Though it may seem unlikely, life has been just as rich for Lasker off the court. The Laskers welcomed their first daughter, Cali-Mae, a year and a half ago. Drew also completed his master’s degree in professional sports coaching. He sought the degree to help with the basketball academy he runs stateside. The program, Drew’s Basketball Skill Development, also known as DBSD training or Train Harder, mentors 150 athletes in a Houston suburb.

“My wife motivated me [to get my master’s] and gave me the inspiration and confidence I needed,” he said.

Lasker leads Train Harder in person in the offseason and has a coach onsite when he is in the U.K. He says technology makes it possible to run his business from afar. He also credits his time at PLNU for preparing him well.

“One thing I will say is that everything I have accomplished since I left Point Loma is a reflection of the education that I got there,” he said.

Lasker says that his projects and classes helped him overcome his childhood shyness.

“So many things that I did in college made me who I am today,” he said. “I am really proud to say that I am from Point Loma. I try to represent it the best way I can. I’m also very proud of the school and how far it’s come, especially with joining the NCAA.”

Watch Now: PLNU athlete and alum, Alex Brunk (17, MBA 18), experiences the loss of one of her great loves — playing basketball — but comes to discover the joyful presence of a team that extends well beyond the hardwood.


Drew Lasker
Photos: c/o Drew Lasker

Lasker’s advice to current student-athletes and the athletes at his academy is straightforward: “You’ve got to always believe in yourself and set goals, short term and long term, as an athlete. Continue to get better, believe in yourself, and invest in yourself.”

As much as Lasker believes his preparation, education, and training have been important, he also acknowledges that everything he has achieved has been because it was God’s will and timing.

“My faith is everything,” he said. “That is the reason why I am here. It’s not luck. I’ve been blessed. It’s all been because of God, and I recognize that. So I give all the glory to Him. I want people to say there is something different about that guy. The difference is that God lives in me and is the reason I am where I am. He is the number one.”

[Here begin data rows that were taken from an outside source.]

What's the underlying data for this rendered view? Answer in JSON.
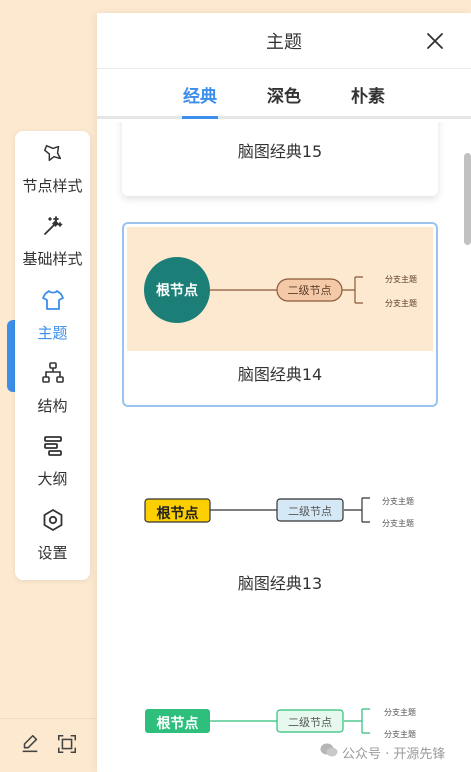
{
  "toolbar": {
    "items": [
      {
        "label": "节点样式",
        "icon": "node-style-icon"
      },
      {
        "label": "基础样式",
        "icon": "magic-wand-icon"
      },
      {
        "label": "主题",
        "icon": "shirt-icon",
        "active": true
      },
      {
        "label": "结构",
        "icon": "structure-icon"
      },
      {
        "label": "大纲",
        "icon": "outline-icon"
      },
      {
        "label": "设置",
        "icon": "settings-icon"
      }
    ]
  },
  "panel": {
    "title": "主题",
    "tabs": [
      "经典",
      "深色",
      "朴素"
    ],
    "active_tab": "经典"
  },
  "themes": [
    {
      "name": "脑图经典15"
    },
    {
      "name": "脑图经典14",
      "root": "根节点",
      "child": "二级节点",
      "leaf1": "分支主题",
      "leaf2": "分支主题"
    },
    {
      "name": "脑图经典13",
      "root": "根节点",
      "child": "二级节点",
      "leaf1": "分支主题",
      "leaf2": "分支主题"
    },
    {
      "root": "根节点",
      "child": "二级节点",
      "leaf1": "分支主题",
      "leaf2": "分支主题"
    }
  ],
  "watermark": "公众号 · 开源先锋",
  "colors": {
    "accent": "#3b8eea",
    "background": "#fde9cf",
    "theme14_root": "#1b7f78",
    "theme13_root": "#fcd000",
    "theme12_root": "#2ebf7c"
  }
}
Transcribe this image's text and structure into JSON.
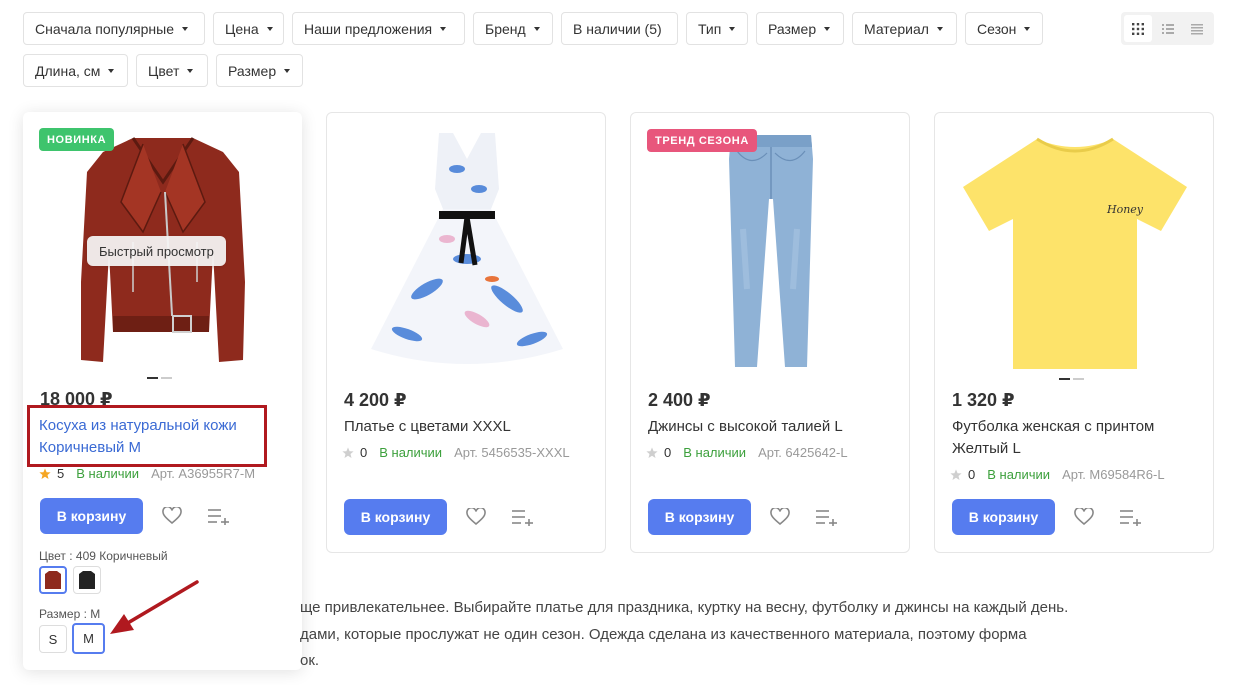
{
  "filters": [
    {
      "label": "Сначала популярные"
    },
    {
      "label": "Цена"
    },
    {
      "label": "Наши предложения"
    },
    {
      "label": "Бренд"
    },
    {
      "label": "В наличии (5)"
    },
    {
      "label": "Тип"
    },
    {
      "label": "Размер"
    },
    {
      "label": "Материал"
    },
    {
      "label": "Сезон"
    },
    {
      "label": "Длина, см"
    },
    {
      "label": "Цвет"
    },
    {
      "label": "Размер"
    }
  ],
  "view_modes": [
    "grid-icon",
    "list-icon",
    "compact-list-icon"
  ],
  "products": [
    {
      "badge": "НОВИНКА",
      "quick_view": "Быстрый просмотр",
      "price": "18 000 ₽",
      "title_line1": "Косуха из натуральной кожи",
      "title_line2": "Коричневый M",
      "rating": "5",
      "stock": "В наличии",
      "article": "Арт. A36955R7-M",
      "cart_label": "В корзину",
      "color_label": "Цвет : 409 Коричневый",
      "size_label": "Размер : M",
      "sizes": [
        "S",
        "M"
      ]
    },
    {
      "price": "4 200 ₽",
      "title_line1": "Платье с цветами XXXL",
      "rating": "0",
      "stock": "В наличии",
      "article": "Арт. 5456535-XXXL",
      "cart_label": "В корзину"
    },
    {
      "badge": "ТРЕНД СЕЗОНА",
      "price": "2 400 ₽",
      "title_line1": "Джинсы с высокой талией L",
      "rating": "0",
      "stock": "В наличии",
      "article": "Арт. 6425642-L",
      "cart_label": "В корзину"
    },
    {
      "price": "1 320 ₽",
      "title_line1": "Футболка женская с принтом",
      "title_line2": "Желтый L",
      "print_text": "Honey",
      "rating": "0",
      "stock": "В наличии",
      "article": "Арт. M69584R6-L",
      "cart_label": "В корзину"
    }
  ],
  "description": [
    "ще привлекательнее. Выбирайте платье для праздника, куртку на весну, футболку и джинсы на каждый день.",
    "дами, которые прослужат не один сезон. Одежда сделана из качественного материала, поэтому форма",
    "ок."
  ],
  "colors": {
    "accent": "#567cef",
    "link": "#3a6ad4",
    "stock": "#3ca03c",
    "new_badge": "#3ec46d",
    "trend_badge": "#e8567c",
    "highlight": "#b0191f",
    "star": "#f5a623"
  }
}
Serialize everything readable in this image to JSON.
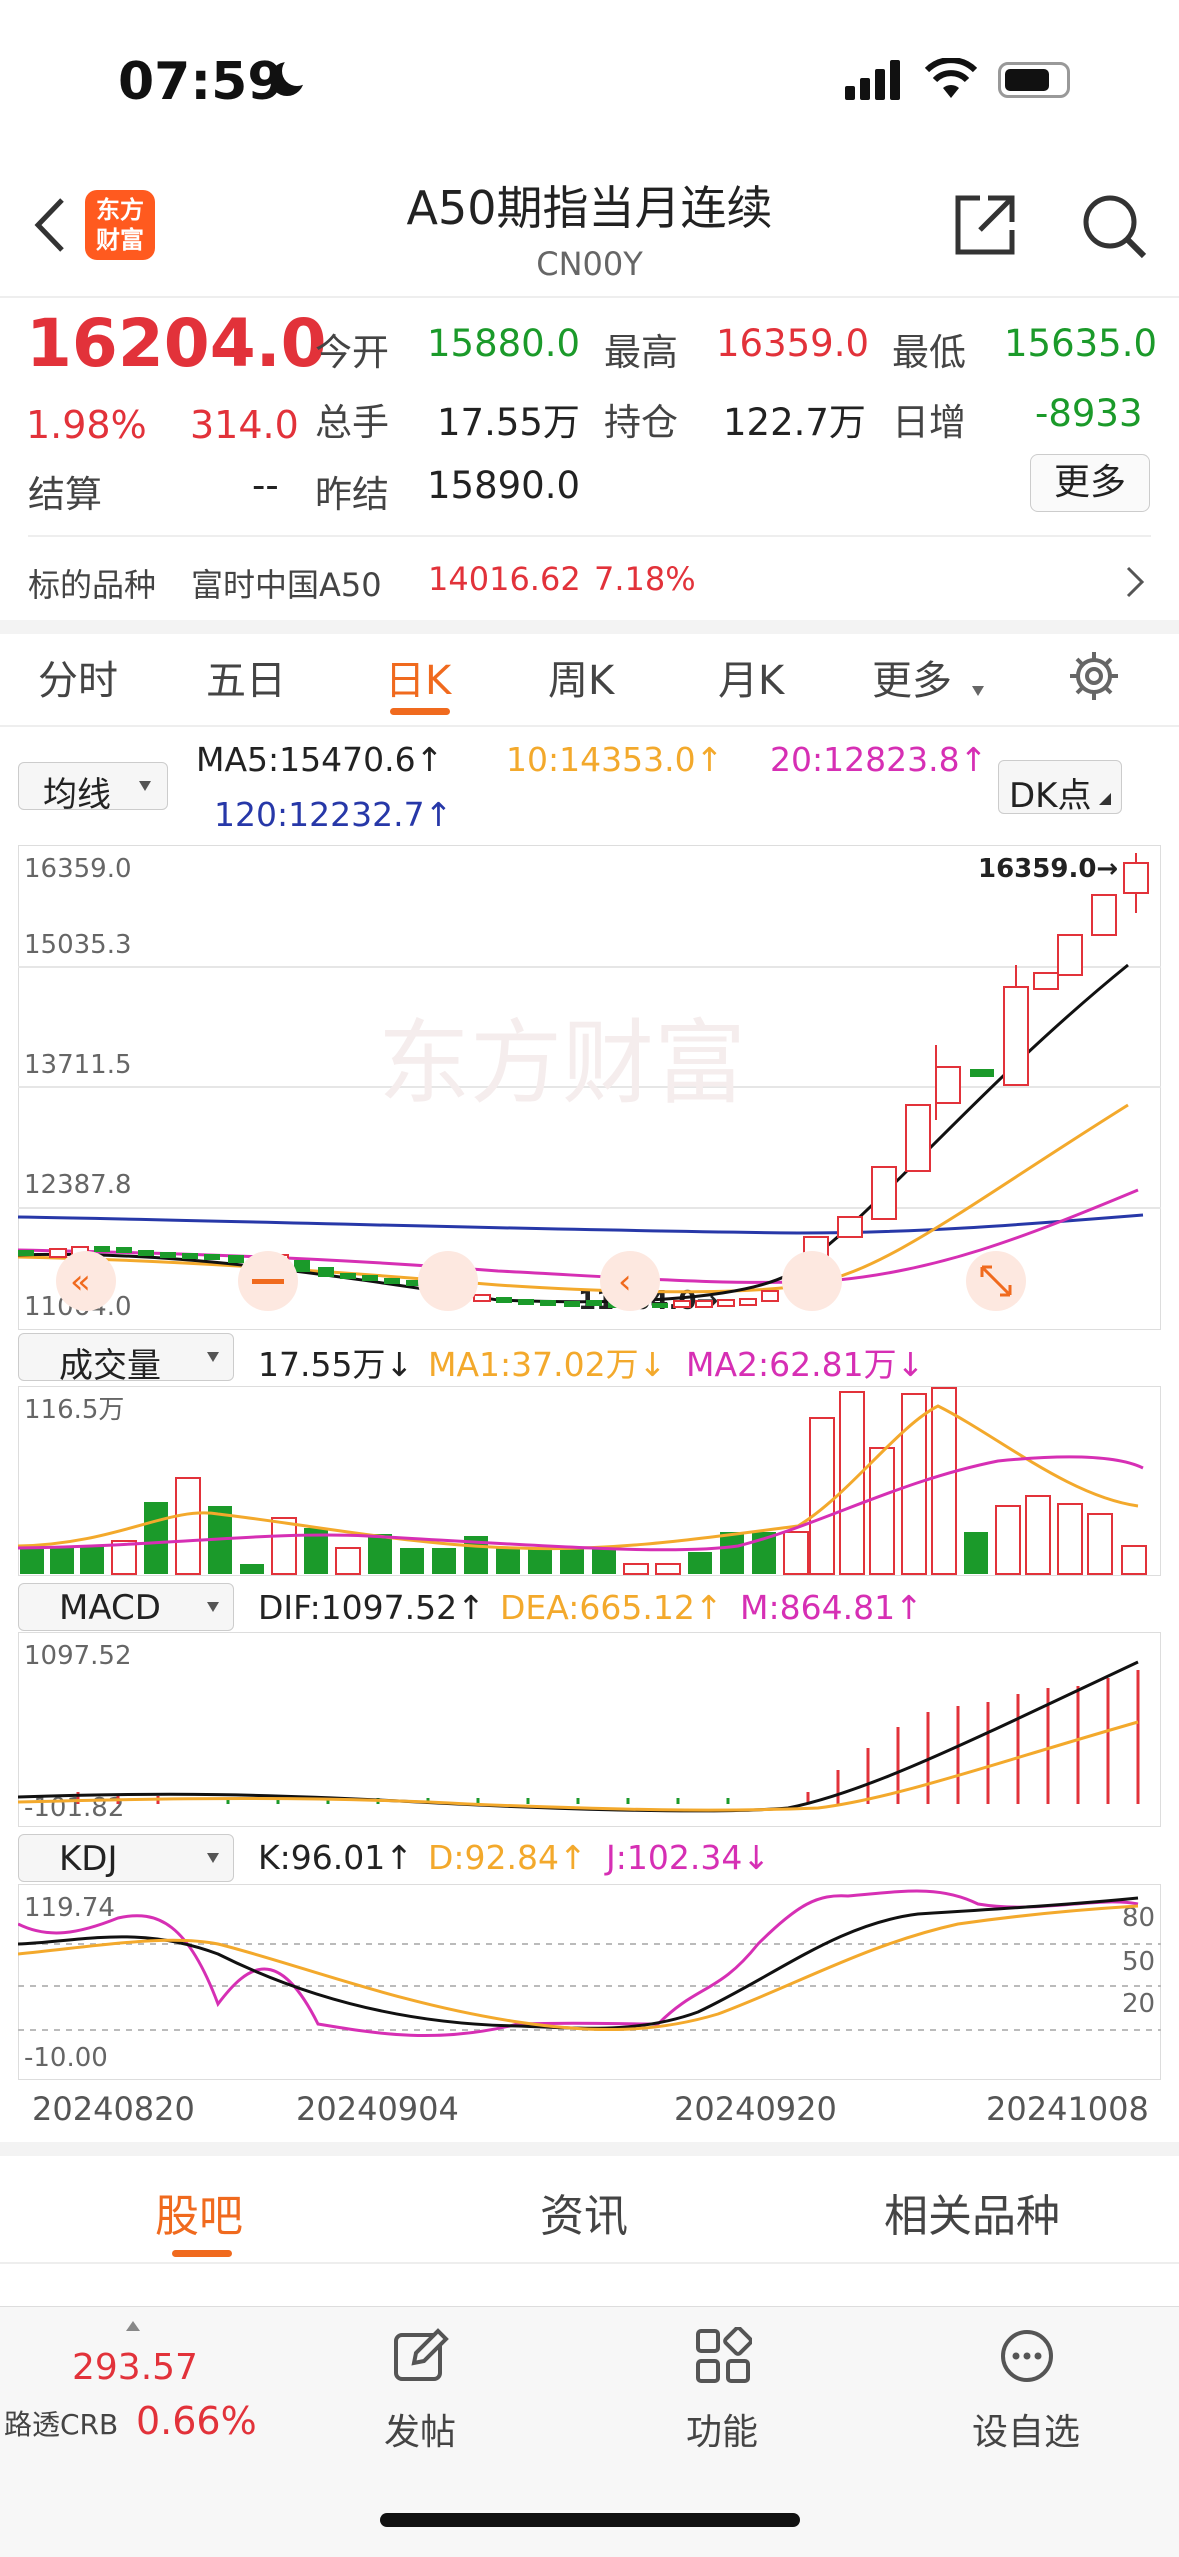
{
  "status": {
    "time": "07:59"
  },
  "header": {
    "title": "A50期指当月连续",
    "code": "CN00Y",
    "logo_text": "东方财富"
  },
  "quote": {
    "price": "16204.0",
    "change_pct": "1.98%",
    "change": "314.0",
    "open_label": "今开",
    "open": "15880.0",
    "high_label": "最高",
    "high": "16359.0",
    "low_label": "最低",
    "low": "15635.0",
    "volume_label": "总手",
    "volume": "17.55万",
    "position_label": "持仓",
    "position": "122.7万",
    "daily_inc_label": "日增",
    "daily_inc": "-8933",
    "settle_label": "结算",
    "settle": "--",
    "prev_settle_label": "昨结",
    "prev_settle": "15890.0",
    "more_label": "更多"
  },
  "underlying": {
    "label": "标的品种",
    "name": "富时中国A50",
    "price": "14016.62",
    "pct": "7.18%"
  },
  "tabs": [
    "分时",
    "五日",
    "日K",
    "周K",
    "月K",
    "更多"
  ],
  "active_tab": "日K",
  "ma_bar": {
    "selector": "均线",
    "ma5": "MA5:15470.6↑",
    "ma10": "10:14353.0↑",
    "ma20": "20:12823.8↑",
    "ma120": "120:12232.7↑",
    "dk": "DK点"
  },
  "kline": {
    "yticks": [
      "16359.0",
      "15035.3",
      "13711.5",
      "12387.8",
      "11064.0"
    ],
    "high_marker": "16359.0→",
    "low_marker": "11064.0→",
    "watermark": "东方财富"
  },
  "volume_panel": {
    "selector": "成交量",
    "value": "17.55万↓",
    "ma1": "MA1:37.02万↓",
    "ma2": "MA2:62.81万↓",
    "ytick": "116.5万"
  },
  "macd_panel": {
    "selector": "MACD",
    "dif": "DIF:1097.52↑",
    "dea": "DEA:665.12↑",
    "m": "M:864.81↑",
    "ytop": "1097.52",
    "ybot": "-101.82"
  },
  "kdj_panel": {
    "selector": "KDJ",
    "k": "K:96.01↑",
    "d": "D:92.84↑",
    "j": "J:102.34↓",
    "ytop": "119.74",
    "ybot": "-10.00",
    "levels": [
      "80",
      "50",
      "20"
    ]
  },
  "x_dates": [
    "20240820",
    "20240904",
    "20240920",
    "20241008"
  ],
  "section_tabs": [
    "股吧",
    "资讯",
    "相关品种"
  ],
  "bottom_nav": {
    "crb_value": "293.57",
    "crb_label": "路透CRB",
    "crb_pct": "0.66%",
    "items": [
      "发帖",
      "功能",
      "设自选"
    ]
  },
  "colors": {
    "up": "#e2323a",
    "down": "#1b9a2a",
    "accent": "#f06a1e",
    "ma10": "#f3a92c",
    "ma20": "#d62fb4",
    "ma120": "#2738a8"
  }
}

Lasker said he’d love to connect with people in the PLNU community. He’s active on social media and can be found on Instagram and Facebook. You can also learn more about his basketball training program at

Christine is the editor of the Viewpoint magazine at PLNU.